I was confused. Why did Lina refer to Rolf as “uncle” when he was clearly John's brother-in-law? Did she make a mistake? Was the translation done? It turns out both Lina and the translator were right. It was I who very nearly jumped to the wrong. Rolf Habben did marry John's sister, Christina; but she was his second wife. His first wife was the sister of John Ufkes’s mother. This was why Lina referred to Rolf Habben as an “uncle” instead of a "brother-in-law." This is a good reminder to never attempt to “fix” a document by correcting it while transcribing.

In a future column, we’ll discuss a few other items Lina mentions and indicate how those items were researched. In the meantime, getting the letters was a real treat for me and analyzing them caused me to revisit some research that I had not looked at in quite some time.

General Suggestions

Here are some tips regarding family correspondence:

~ Review the family structure of the letter writer, including extended family and family by marriage. Some individuals may only be mentioned by first name.
~ If the letter is in a foreign language, consider getting more than one translation, particularly if the handwriting is difficult to read.
~ Try and place every person in the letter--even those that are not relatives.
~ Do not “correct” the document. Comments about potential errors can be added separately where they clearly do not appear to be part of the document itself.
~ Never give up hope. I had been researching Lina for more than twenty-five years before I learned of the existence of these letters.
~ Try and track down your own extended family for such materials. These letters were sent to me by a relative who descends from one of my great-great-grandfather’s sisters.

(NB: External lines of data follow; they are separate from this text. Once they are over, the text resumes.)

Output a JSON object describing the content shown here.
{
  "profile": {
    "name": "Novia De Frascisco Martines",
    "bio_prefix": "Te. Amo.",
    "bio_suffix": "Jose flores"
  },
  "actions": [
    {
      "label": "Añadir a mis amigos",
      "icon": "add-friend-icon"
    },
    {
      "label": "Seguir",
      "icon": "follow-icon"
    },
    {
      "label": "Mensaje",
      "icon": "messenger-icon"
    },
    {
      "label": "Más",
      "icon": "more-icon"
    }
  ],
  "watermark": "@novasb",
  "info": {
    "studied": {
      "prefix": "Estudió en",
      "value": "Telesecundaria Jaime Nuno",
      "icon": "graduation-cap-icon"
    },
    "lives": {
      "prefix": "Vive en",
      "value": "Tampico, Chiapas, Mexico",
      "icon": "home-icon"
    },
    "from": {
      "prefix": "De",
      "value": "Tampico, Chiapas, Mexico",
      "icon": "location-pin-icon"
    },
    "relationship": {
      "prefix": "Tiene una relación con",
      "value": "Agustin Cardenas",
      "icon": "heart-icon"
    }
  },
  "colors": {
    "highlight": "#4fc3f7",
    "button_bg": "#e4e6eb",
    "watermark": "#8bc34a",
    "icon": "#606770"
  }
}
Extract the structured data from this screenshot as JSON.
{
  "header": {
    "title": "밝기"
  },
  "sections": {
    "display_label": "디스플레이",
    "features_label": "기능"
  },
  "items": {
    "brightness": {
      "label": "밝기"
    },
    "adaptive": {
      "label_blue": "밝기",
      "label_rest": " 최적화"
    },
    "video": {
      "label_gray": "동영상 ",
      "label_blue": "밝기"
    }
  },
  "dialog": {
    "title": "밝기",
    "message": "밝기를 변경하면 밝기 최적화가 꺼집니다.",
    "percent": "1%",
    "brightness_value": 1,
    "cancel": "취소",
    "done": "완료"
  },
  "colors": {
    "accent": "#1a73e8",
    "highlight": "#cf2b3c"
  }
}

Pullman Collection

Records from the Pullman Collection are being "pulled" for three of my wife's ancestors and one uncle. I'm hoping to hit "paydirt" on at least one of them. Two of the files contain precise dates of birth, so maybe those will provide some additional information. We'll have a brief update on the blog and a detailed update in Casefile Clues when the papers have been received.

Working with a Professional Update

One of the ongoing series in Casefile Clues is the series on working with a professional. We've ironed out the details of the search with the researcher and will be including future articles in this series outlining the process and the results. In this case, the research was hired out because it was cheaper to hire the research by a local person familiar with local facilities than to travel to the area and do it myself. Given the nature of Cook County records, there would have been ordering and waiting for records that would have necessitated being in the area for at least three or four days.

The following items from the Cook County, Illinois, area (highly summarized here) are a part of the research contract:
  • William Frame name change petition
  • Real estate documents for three Chicago area addresses
  • Pullman Collection research on several family members
The family being researched was not wealthy, but did own a small home on Chicago's south side. The reasons why these specific sources were targeted have been discussed in an earlier issue of Casefile Clues. Future installments will discuss the contract and the terms.

Two items have been partially researched with some success. Updated details will be published in future issues of Casefile Clues.

Monday, February 1, 2010

Issue 27 is out

Issue 27 "Analyzing Andrew Trask" is out. Check your inbox and email me if you do not have it.
Subscribe today and I'll start your subscription with this issue.